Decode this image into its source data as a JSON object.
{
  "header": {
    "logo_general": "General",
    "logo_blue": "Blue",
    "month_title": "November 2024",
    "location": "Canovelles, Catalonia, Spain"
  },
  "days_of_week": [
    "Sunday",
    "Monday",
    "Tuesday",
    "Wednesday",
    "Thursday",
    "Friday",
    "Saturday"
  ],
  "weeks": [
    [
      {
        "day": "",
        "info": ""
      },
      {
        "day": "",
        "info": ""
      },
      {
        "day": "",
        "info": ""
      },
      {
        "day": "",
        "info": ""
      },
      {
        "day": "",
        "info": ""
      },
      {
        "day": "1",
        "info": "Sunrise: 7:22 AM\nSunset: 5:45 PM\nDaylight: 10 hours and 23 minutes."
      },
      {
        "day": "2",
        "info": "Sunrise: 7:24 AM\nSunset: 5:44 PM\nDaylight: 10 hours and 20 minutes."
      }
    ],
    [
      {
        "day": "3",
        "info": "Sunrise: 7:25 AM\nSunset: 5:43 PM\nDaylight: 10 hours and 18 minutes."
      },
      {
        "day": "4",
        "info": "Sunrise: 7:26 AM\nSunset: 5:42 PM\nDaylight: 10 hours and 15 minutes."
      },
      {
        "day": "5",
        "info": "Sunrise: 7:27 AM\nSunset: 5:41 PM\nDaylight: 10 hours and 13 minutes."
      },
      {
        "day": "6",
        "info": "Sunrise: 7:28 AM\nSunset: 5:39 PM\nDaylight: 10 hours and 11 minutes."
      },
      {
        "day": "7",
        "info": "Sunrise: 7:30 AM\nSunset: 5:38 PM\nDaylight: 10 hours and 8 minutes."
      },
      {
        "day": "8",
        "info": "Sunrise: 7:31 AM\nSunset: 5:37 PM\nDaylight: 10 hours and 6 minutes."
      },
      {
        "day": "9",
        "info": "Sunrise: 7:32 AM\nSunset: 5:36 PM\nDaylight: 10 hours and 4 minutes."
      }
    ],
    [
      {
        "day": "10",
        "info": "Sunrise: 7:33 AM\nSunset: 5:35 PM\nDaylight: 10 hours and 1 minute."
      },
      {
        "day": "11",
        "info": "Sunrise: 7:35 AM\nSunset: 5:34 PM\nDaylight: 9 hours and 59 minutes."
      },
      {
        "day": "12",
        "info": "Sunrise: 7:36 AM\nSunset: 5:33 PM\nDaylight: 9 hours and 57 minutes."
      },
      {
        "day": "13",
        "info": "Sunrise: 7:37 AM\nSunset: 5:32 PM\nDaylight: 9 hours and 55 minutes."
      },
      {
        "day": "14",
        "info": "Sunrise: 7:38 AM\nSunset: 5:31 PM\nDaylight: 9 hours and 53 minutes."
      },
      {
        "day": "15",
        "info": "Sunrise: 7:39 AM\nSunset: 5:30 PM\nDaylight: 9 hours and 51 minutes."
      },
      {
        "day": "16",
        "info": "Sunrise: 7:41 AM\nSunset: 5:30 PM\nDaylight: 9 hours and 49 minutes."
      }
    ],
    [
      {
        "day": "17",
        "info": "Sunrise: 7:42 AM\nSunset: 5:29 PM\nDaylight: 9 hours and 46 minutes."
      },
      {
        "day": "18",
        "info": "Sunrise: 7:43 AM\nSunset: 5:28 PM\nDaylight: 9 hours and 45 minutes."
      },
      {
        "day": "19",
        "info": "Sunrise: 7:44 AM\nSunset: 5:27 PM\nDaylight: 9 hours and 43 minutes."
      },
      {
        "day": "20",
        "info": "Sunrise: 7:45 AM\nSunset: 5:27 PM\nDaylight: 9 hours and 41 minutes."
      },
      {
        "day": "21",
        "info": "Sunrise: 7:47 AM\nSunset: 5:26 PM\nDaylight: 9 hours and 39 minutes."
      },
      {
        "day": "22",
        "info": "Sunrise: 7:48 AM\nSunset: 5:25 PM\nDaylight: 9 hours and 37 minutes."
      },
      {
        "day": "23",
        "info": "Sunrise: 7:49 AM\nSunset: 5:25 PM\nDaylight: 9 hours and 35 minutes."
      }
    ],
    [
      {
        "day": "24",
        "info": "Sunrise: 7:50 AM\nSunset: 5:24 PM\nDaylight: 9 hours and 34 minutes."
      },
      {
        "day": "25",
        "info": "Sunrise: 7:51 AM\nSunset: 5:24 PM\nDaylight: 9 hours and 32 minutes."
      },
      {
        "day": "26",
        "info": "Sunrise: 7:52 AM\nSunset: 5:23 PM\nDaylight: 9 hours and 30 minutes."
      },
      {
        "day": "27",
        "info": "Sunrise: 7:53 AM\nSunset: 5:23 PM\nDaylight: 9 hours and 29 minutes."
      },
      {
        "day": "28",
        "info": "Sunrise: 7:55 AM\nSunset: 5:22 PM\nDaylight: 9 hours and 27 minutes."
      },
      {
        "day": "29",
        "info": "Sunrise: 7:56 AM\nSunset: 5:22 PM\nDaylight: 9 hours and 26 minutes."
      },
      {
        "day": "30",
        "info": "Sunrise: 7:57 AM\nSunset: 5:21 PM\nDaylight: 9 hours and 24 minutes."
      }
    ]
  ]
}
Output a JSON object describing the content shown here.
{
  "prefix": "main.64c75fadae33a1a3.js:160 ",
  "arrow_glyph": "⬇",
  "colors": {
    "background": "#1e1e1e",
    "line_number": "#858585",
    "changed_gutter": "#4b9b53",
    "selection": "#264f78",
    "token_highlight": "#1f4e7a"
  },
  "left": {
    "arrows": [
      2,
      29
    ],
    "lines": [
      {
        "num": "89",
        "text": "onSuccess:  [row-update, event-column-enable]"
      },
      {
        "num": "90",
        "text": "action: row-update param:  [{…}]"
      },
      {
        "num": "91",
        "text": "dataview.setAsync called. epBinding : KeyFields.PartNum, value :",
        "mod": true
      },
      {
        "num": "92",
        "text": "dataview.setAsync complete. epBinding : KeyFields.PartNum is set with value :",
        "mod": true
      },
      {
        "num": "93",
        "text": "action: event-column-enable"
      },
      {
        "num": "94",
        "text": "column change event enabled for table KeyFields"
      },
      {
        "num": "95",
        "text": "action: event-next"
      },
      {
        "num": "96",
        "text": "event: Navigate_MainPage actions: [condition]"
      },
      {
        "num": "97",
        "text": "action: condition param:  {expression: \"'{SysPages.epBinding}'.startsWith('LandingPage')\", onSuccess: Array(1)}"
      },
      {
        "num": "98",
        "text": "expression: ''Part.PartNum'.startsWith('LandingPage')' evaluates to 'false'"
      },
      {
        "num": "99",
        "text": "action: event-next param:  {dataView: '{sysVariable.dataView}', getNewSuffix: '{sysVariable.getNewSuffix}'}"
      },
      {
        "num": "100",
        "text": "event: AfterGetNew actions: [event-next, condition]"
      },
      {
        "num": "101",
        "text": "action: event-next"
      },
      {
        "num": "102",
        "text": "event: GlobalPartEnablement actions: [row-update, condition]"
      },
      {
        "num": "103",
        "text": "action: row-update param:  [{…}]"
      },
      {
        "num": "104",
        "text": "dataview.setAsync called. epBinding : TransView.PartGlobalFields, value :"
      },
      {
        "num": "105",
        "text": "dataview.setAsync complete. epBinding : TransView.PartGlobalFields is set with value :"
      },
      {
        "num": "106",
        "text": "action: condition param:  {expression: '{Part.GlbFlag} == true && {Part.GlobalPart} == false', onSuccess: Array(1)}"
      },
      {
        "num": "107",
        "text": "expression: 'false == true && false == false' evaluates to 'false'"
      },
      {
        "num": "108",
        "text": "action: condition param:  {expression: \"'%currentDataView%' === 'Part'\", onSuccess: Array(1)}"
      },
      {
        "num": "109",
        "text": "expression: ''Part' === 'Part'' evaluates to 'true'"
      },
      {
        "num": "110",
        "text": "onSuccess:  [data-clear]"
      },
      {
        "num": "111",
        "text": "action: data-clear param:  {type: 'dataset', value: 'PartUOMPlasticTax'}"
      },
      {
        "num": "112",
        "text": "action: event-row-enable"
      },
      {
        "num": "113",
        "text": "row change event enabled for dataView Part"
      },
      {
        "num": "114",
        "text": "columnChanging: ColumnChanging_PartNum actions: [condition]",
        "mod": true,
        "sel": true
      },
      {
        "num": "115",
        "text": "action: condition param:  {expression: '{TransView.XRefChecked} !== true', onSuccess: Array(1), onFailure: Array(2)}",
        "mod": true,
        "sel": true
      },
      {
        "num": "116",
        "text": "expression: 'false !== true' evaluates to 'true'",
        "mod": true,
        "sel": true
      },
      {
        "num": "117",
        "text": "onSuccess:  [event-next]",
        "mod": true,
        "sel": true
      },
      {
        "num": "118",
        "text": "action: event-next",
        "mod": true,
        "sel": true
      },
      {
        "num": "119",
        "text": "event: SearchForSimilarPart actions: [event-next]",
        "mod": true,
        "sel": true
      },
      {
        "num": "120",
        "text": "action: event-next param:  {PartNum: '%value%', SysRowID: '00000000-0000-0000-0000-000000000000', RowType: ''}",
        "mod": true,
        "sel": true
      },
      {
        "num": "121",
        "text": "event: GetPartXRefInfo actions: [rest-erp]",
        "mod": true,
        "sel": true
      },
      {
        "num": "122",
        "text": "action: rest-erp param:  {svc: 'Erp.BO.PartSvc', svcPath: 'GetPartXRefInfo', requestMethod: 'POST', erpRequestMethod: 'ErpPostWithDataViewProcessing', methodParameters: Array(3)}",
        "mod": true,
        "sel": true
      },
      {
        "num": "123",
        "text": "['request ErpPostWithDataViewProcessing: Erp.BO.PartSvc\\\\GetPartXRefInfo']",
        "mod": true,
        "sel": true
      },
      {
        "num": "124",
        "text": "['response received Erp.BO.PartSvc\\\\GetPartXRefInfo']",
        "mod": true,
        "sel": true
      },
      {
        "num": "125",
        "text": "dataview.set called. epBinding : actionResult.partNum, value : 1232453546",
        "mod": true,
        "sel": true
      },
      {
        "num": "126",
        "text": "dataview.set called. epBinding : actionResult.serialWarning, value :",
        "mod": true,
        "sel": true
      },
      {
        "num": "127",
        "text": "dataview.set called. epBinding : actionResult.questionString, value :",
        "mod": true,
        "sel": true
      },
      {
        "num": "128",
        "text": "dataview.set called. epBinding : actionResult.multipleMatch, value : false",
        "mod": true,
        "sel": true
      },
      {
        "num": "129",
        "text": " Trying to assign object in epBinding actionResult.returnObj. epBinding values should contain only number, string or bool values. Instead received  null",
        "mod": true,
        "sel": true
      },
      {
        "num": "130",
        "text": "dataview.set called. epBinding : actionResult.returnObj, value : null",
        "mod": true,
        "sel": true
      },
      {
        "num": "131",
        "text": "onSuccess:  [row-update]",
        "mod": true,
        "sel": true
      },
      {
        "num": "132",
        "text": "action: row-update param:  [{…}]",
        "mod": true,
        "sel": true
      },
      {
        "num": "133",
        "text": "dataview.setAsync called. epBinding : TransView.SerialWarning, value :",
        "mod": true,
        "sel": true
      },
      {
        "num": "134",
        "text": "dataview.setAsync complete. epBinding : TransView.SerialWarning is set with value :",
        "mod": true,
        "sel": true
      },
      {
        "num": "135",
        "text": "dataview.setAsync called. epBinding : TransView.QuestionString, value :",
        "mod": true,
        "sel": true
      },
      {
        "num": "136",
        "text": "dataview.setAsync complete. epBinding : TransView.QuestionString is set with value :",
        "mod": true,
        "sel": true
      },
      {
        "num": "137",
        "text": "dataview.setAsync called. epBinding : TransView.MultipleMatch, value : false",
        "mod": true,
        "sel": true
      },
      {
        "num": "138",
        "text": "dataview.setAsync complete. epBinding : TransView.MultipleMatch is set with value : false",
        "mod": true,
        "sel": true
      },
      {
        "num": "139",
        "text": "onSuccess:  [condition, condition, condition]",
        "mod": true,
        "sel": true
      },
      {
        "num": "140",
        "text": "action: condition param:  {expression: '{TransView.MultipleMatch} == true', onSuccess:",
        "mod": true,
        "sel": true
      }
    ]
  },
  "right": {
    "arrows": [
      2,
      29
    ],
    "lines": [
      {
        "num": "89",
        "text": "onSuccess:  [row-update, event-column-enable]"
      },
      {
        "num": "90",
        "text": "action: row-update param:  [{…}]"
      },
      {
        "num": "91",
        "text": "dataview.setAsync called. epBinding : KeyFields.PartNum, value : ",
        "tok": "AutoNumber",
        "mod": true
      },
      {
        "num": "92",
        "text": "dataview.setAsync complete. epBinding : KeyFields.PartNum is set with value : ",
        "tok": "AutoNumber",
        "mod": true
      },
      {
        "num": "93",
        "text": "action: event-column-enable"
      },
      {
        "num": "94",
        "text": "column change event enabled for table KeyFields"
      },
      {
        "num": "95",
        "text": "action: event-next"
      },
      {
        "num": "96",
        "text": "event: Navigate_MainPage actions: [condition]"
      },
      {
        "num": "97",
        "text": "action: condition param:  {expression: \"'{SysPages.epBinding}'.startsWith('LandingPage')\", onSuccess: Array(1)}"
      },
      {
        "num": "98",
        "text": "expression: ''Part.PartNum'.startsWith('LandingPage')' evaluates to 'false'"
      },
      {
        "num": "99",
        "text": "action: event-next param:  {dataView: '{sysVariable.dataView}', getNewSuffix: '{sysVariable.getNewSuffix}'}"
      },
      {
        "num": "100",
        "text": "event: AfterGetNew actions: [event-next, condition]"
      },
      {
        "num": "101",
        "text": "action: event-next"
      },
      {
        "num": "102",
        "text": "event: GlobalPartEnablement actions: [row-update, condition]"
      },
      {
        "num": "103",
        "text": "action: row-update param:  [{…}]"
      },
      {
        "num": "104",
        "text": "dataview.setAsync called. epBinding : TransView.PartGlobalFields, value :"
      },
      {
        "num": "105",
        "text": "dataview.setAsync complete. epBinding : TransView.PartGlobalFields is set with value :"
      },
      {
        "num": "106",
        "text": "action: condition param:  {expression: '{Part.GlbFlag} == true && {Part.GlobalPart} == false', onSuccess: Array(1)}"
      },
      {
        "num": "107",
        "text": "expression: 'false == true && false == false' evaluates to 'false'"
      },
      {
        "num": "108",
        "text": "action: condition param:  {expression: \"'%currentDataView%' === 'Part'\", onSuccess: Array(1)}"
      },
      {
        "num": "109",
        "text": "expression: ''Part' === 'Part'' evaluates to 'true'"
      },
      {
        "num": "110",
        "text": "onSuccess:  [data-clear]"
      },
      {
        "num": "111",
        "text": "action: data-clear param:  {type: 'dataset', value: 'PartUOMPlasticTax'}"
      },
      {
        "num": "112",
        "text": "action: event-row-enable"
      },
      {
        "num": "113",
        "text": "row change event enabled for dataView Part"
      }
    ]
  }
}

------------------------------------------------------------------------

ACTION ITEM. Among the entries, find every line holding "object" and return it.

EXERCISE RESPONSE.
Decode this image into its source data as a JSON object.
Output a JSON object describing the content shown here.
        "text": " Trying to assign object in epBinding actionResult.returnObj. epBinding values should contain only number, string or bool values. Instead received  null",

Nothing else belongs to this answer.